threatened physical harm with an object 33.4 (96) 29.3 (46) 28.8 (19) 30.0 (27)
physically assaulted with an object 33.7 (101) 26.9 (43) 29.9 (20) 25.0 (23)
emotional/psychological abuse 46.5 (141) 43.4 (69) 36.4 (24) 47.8 (44)
Relationship to Perpetrator of Abuse - % yes ns
mother 50.6 (80) 43.0 (34) 36.4 (12) 47.8 (22)
father 48.7 (77) 49.4 (39) 66.7 (22) 37.0 (17)
step-parent 24.7 (39) 13.9 (11)
sibling 55.1 (87) 53.2 (42) 51.5 (17) 54.3 (25)
other family member 57.0 (90) 45.6 (36) 39.4 (13) 50.0 (23)

Before Age 16: Assaulted by Non-Family Member - % yes

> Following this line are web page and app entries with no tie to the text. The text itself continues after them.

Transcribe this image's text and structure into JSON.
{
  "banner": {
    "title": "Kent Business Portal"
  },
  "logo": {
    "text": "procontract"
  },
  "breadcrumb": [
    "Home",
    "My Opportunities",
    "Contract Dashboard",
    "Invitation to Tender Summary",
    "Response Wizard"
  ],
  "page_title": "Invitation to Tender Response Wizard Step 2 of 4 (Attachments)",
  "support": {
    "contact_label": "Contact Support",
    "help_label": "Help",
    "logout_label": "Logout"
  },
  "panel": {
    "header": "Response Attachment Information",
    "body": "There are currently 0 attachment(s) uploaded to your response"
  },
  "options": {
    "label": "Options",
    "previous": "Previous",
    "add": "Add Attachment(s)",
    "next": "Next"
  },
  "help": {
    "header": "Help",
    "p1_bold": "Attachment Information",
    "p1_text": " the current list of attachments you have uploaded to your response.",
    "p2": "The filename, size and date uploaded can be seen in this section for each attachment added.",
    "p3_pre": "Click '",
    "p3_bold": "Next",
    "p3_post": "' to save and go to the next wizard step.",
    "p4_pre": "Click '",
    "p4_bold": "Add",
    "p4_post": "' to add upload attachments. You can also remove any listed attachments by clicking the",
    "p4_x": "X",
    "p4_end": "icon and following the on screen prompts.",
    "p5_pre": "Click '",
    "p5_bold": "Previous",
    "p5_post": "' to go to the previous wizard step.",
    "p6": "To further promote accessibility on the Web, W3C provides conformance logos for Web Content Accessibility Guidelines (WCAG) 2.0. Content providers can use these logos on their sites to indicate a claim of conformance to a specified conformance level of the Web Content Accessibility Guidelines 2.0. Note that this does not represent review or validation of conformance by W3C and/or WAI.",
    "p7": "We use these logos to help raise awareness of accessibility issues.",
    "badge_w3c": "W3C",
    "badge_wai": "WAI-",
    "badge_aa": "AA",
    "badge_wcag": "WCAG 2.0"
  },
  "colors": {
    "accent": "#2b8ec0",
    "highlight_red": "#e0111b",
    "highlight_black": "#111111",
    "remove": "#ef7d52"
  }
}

Any Childhood Assault by Non-Family Member(s)
% yes ns 43.7 (131) 45.2 (71) 39.4 (26) 48.9 (44)
Type of Assault - % yes ns
sexual touching 23.9 (70) 20.4 (32) 10.6 (7) 27.8 (25)
sexually assaulted 14.7 (43) 11.0 (17)
threatened physical harm 24.3 (68) 28.3 (43) 27.3 (18) 28.2 (24)
physically assaulted 27.6 (81) 28.8 (45) 24.2 (16) 31.5 (28)
threatened physical harm with an object 21.3 (62) 22.7 (35) 19.7 (13) 24.1 (21)
physically assaulted with an object 21.6 (61) 21.2 (33) 18.2 (12) 22.5 (20)
emotional/psychological abuse 35.4 (105) 32.7 (51) 24.2 (16) 38.2 (34)
Relationship to Perpetrator of Abuse - % yes ns
teacher 24.8 (31) 17.9 (12) 25.0 (6) 14.0 (6)
male family friend 51.2 (64) 55.2 (37) 54.2 (13) 55.8 (24)
female family friend 25.6 (32) 31.3 (21) 29.2 (7) 32.6 (14)
own friends 20.0 (25) 13.4 (9)
misc other 42.5 (125) 43.1 (66) 37.5 (24) 47.2 (42)

6
all respondents were age 18 or older
Data Tables Couchiching First Nation 44
* p < .05; ** p < .01, *** p < .000, ns = not significant